| Data extracts |
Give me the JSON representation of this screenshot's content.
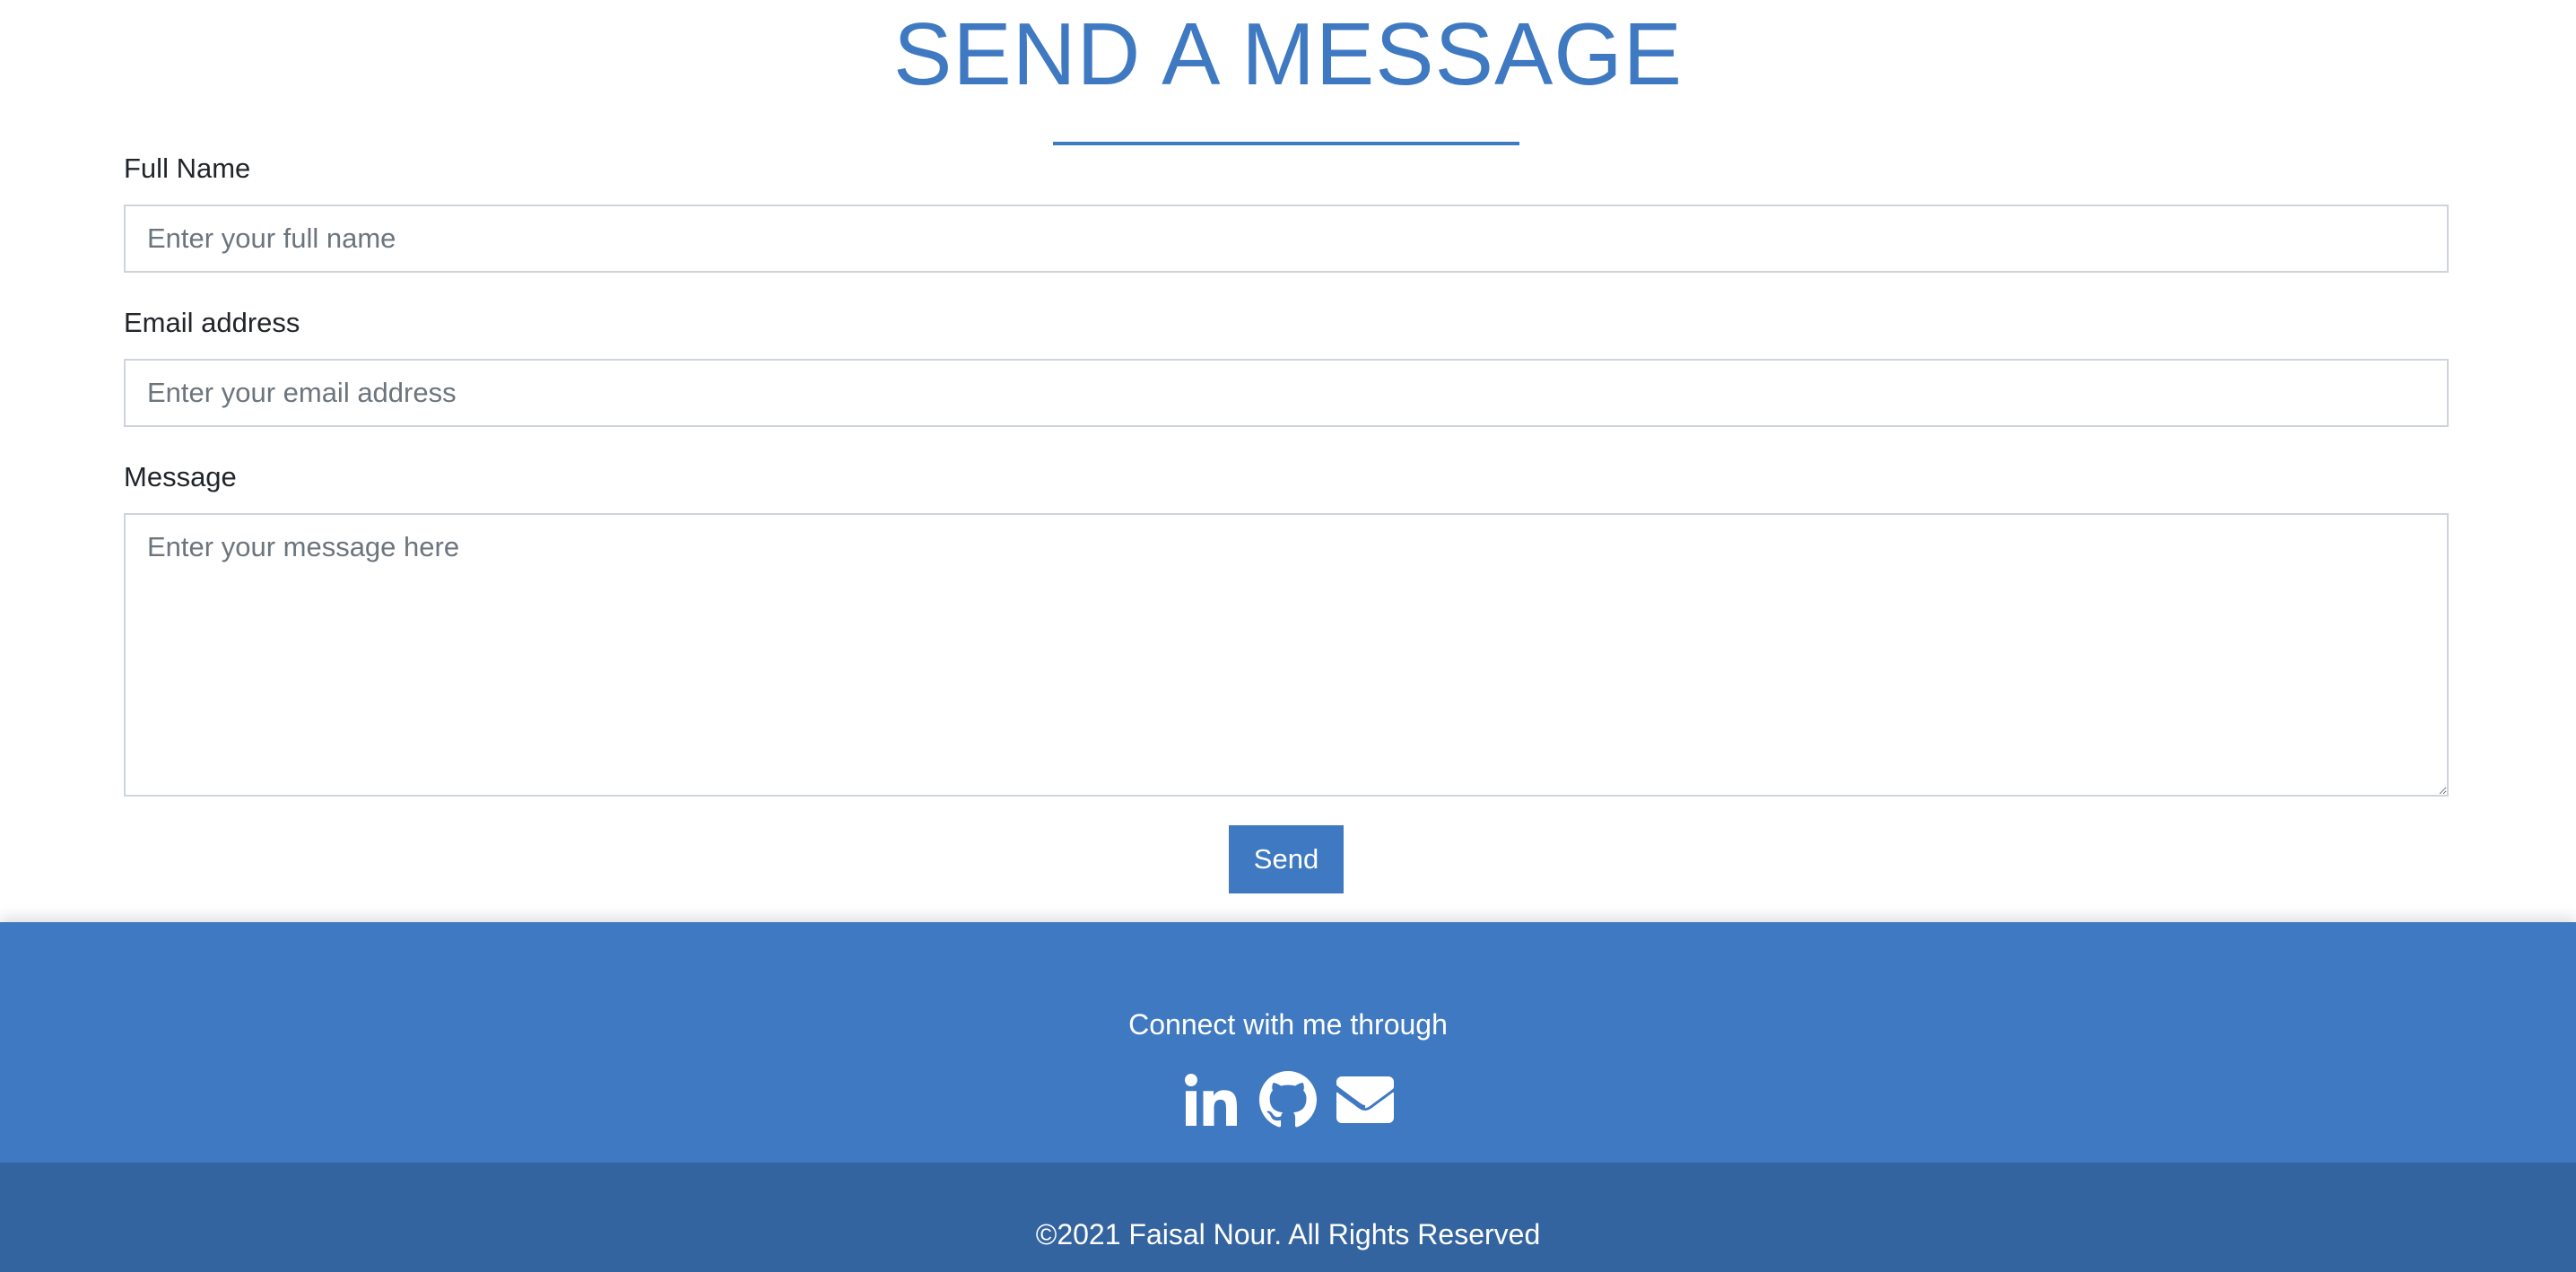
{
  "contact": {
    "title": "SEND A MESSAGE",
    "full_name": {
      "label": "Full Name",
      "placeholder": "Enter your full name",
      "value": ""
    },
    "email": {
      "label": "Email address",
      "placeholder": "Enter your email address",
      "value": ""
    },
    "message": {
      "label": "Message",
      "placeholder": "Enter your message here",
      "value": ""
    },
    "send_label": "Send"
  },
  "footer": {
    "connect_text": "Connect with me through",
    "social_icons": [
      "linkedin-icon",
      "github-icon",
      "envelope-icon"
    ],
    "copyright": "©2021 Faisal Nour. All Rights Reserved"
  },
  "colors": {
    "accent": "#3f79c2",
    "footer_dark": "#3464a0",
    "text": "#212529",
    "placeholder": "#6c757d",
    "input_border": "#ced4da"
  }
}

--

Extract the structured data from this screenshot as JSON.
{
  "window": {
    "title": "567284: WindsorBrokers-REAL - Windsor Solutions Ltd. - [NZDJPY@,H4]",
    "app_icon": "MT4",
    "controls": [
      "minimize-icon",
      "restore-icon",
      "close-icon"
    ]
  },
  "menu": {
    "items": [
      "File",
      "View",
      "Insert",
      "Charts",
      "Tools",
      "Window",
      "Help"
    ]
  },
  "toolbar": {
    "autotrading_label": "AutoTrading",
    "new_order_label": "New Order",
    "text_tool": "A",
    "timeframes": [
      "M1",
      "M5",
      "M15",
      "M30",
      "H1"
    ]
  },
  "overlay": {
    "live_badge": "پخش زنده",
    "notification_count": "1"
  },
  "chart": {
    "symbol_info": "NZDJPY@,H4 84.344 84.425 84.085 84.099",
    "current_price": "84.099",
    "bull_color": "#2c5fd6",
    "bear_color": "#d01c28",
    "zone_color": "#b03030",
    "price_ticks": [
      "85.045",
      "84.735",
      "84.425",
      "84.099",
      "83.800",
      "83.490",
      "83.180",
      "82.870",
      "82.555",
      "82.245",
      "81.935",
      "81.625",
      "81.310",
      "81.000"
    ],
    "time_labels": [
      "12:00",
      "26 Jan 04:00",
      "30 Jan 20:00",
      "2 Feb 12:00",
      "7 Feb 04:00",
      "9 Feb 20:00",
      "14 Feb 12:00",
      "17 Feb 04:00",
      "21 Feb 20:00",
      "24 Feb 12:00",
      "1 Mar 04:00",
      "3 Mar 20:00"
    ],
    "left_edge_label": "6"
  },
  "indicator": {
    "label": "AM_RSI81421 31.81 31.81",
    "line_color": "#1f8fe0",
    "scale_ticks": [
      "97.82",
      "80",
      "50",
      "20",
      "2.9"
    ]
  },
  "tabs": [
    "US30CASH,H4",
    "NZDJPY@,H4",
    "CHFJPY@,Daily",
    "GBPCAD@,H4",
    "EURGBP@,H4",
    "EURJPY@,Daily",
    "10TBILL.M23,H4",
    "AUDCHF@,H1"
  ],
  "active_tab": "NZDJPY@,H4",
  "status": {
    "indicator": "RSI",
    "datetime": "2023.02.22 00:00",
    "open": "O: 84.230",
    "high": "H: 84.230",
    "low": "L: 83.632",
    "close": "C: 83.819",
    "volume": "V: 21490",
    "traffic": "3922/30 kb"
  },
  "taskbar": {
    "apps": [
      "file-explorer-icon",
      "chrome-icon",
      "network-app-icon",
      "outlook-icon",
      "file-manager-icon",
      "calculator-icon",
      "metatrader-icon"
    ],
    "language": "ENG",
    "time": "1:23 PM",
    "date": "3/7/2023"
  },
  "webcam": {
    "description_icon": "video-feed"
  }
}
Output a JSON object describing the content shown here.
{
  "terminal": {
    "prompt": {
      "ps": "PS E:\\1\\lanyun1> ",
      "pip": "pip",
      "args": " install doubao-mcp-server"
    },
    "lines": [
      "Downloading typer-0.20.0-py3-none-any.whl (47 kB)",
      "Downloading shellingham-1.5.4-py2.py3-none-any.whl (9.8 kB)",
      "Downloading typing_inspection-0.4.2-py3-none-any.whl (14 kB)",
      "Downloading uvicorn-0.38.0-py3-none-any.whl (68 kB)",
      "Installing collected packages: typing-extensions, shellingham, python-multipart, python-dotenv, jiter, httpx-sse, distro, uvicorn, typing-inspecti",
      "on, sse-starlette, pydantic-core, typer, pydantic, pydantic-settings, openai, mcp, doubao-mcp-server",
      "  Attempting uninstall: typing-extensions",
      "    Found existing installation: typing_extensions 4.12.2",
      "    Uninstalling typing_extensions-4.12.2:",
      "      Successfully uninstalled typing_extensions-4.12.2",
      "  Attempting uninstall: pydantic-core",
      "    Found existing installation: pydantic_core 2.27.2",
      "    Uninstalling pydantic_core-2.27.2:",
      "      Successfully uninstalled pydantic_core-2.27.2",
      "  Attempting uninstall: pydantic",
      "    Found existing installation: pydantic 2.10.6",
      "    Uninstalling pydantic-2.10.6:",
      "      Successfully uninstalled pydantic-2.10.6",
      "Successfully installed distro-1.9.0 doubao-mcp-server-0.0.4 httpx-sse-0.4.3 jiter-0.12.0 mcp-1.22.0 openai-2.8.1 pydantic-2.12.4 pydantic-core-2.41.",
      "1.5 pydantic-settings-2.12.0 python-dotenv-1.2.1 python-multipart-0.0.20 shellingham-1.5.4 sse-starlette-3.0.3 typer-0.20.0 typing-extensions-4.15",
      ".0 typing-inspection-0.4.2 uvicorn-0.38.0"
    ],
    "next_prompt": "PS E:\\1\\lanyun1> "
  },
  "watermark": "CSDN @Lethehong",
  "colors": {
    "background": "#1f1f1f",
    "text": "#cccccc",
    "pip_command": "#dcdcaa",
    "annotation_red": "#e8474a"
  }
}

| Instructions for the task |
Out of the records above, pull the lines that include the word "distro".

| Response to this exercise |
      "Installing collected packages: typing-extensions, shellingham, python-multipart, python-dotenv, jiter, httpx-sse, distro, uvicorn, typing-inspecti",
      "Successfully installed distro-1.9.0 doubao-mcp-server-0.0.4 httpx-sse-0.4.3 jiter-0.12.0 mcp-1.22.0 openai-2.8.1 pydantic-2.12.4 pydantic-core-2.41.",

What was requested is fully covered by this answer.